Hubby, in a moment typical of his wry wit, said to me the other day:
“Your persistence could be confused with masochism.”
“HA! Wouldn’t that make a good meme” I replied.
But the more I got to thinking about it, the more I remembered the story of Sisyphus.
For those unfamiliar with this character in Greek myth, here’s a few select quotes from Wikipedia:
“As a punishment for his crimes Hades made Sisyphus roll a huge boulder endlessly up a steep hill in Tartarus. The maddening nature of the punishment was reserved for Sisyphus due to his hubristic belief that his cleverness surpassed that of Zeus himself. Hades accordingly displayed his own cleverness by enchanting the boulder into rolling away from Sisyphus before he reached the top which ended up consigning Sisyphus to an eternity of useless efforts and unending frustration. Thus, it came to pass that pointless or interminable activities are sometimes described as “Sisyphean”. Sisyphus was a common subject for ancient writers and was depicted by the painter Polygnotus on the walls of the Lesche at Delphi.”
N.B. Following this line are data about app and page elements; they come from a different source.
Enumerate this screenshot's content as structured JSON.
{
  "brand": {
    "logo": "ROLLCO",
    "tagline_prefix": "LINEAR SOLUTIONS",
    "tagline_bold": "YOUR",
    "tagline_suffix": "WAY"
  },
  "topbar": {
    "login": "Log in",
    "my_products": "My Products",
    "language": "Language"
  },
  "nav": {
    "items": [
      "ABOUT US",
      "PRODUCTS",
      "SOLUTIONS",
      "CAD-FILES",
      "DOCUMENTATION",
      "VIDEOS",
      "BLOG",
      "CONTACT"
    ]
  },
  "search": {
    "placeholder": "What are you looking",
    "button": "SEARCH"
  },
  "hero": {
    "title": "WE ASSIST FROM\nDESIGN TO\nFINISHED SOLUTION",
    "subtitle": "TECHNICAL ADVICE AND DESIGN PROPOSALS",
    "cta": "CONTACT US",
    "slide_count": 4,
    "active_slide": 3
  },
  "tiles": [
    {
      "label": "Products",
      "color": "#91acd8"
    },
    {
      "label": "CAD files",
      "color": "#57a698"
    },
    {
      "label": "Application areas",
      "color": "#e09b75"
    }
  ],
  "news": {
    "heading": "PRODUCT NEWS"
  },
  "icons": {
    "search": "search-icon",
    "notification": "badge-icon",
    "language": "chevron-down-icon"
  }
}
“In experiments that test how workers respond when the meaning of their task is diminished, the test condition is referred to as the Sisyphusian condition. The two main conclusions of the experiment are that people work harder when their work seems more meaningful, and that people underestimate the relationship between meaning and motivation.”
My introduction to the myth came through Albert Camus, one of my favorite authors while at university. Again, from Wiki:
“Influenced by philosophers such as Søren Kierkegaard, Arthur Schopenhauer, and Friedrich Nietzsche, Camus introduces his philosophy of the absurd. The absurd lies in the juxtaposition between the fundamental human need to attribute meaning to life and the “unreasonable silence” of the universe in response. Camus claims that the realization of the absurd does not justify suicide, and instead requires “revolt.” He then outlines several approaches to the absurd life. In the final chapter, Camus compares the absurdity of man’s life with the situation of Sisyphus, a figure of Greek mythologywho was condemned to repeat forever the same meaningless task of pushing a boulder up a mountain, only to see it roll down again.
The essay concludes, “The struggle itself … is enough to fill a man’s heart. One must imagine Sisyphus happy”.
What absurdity we have witnessed these last few years! How many of us have become Sisyphus in so many ways—whether trying to open the eyes of our friends and loved ones and wider community, or trying to navigate the New Normal, or make sense of the media and political shit show?
Some advice from Camus? Maybe, maybe not. He wasn’t too big on Hopium.
“There is no fate that cannot be surmounted by scorn.”
And how about this clever little cartoon as a modern-day Sisyphus myth?